**Material for this task:**
_____

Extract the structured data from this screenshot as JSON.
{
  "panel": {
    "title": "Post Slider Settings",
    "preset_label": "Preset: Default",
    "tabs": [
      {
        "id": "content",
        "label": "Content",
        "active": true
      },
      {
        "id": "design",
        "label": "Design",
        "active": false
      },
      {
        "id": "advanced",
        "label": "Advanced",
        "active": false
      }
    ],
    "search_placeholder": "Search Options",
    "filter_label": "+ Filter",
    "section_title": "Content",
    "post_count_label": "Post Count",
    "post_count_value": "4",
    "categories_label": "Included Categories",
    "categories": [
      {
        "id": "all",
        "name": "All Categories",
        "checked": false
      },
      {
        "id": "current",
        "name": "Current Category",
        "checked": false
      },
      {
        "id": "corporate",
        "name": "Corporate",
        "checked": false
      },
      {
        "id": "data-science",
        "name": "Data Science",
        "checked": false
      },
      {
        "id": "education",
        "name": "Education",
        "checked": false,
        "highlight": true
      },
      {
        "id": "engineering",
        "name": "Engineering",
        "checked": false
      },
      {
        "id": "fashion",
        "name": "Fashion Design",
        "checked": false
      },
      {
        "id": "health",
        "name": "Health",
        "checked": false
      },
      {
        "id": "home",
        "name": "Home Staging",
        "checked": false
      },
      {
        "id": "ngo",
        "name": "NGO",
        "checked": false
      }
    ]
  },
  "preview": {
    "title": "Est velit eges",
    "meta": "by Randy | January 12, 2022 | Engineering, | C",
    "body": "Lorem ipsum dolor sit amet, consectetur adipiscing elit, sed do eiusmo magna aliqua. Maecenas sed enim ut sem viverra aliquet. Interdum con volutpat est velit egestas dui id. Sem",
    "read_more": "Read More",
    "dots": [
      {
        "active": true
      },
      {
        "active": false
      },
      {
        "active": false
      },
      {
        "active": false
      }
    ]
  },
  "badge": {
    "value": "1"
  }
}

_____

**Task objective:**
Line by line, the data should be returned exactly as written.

**Result:**
Extract the structured data from this screenshot as JSON.
{
  "panel": {
    "title": "Post Slider Settings",
    "preset_label": "Preset: Default",
    "tabs": [
      {
        "id": "content",
        "label": "Content",
        "active": true
      },
      {
        "id": "design",
        "label": "Design",
        "active": false
      },
      {
        "id": "advanced",
        "label": "Advanced",
        "active": false
      }
    ],
    "search_placeholder": "Search Options",
    "filter_label": "+ Filter",
    "section_title": "Content",
    "post_count_label": "Post Count",
    "post_count_value": "4",
    "categories_label": "Included Categories",
    "categories": [
      {
        "id": "all",
        "name": "All Categories",
        "checked": false
      },
      {
        "id": "current",
        "name": "Current Category",
        "checked": false
      },
      {
        "id": "corporate",
        "name": "Corporate",
        "checked": false
      },
      {
        "id": "data-science",
        "name": "Data Science",
        "checked": false
      },
      {
        "id": "education",
        "name": "Education",
        "checked": false,
        "highlight": true
      },
      {
        "id": "engineering",
        "name": "Engineering",
        "checked": false
      },
      {
        "id": "fashion",
        "name": "Fashion Design",
        "checked": false
      },
      {
        "id": "health",
        "name": "Health",
        "checked": false
      },
      {
        "id": "home",
        "name": "Home Staging",
        "checked": false
      },
      {
        "id": "ngo",
        "name": "NGO",
        "checked": false
      }
    ]
  },
  "preview": {
    "title": "Est velit eges",
    "meta": "by Randy | January 12, 2022 | Engineering, | C",
    "body": "Lorem ipsum dolor sit amet, consectetur adipiscing elit, sed do eiusmo magna aliqua. Maecenas sed enim ut sem viverra aliquet. Interdum con volutpat est velit egestas dui id. Sem",
    "read_more": "Read More",
    "dots": [
      {
        "active": true
      },
      {
        "active": false
      },
      {
        "active": false
      },
      {
        "active": false
      }
    ]
  },
  "badge": {
    "value": "1"
  }
}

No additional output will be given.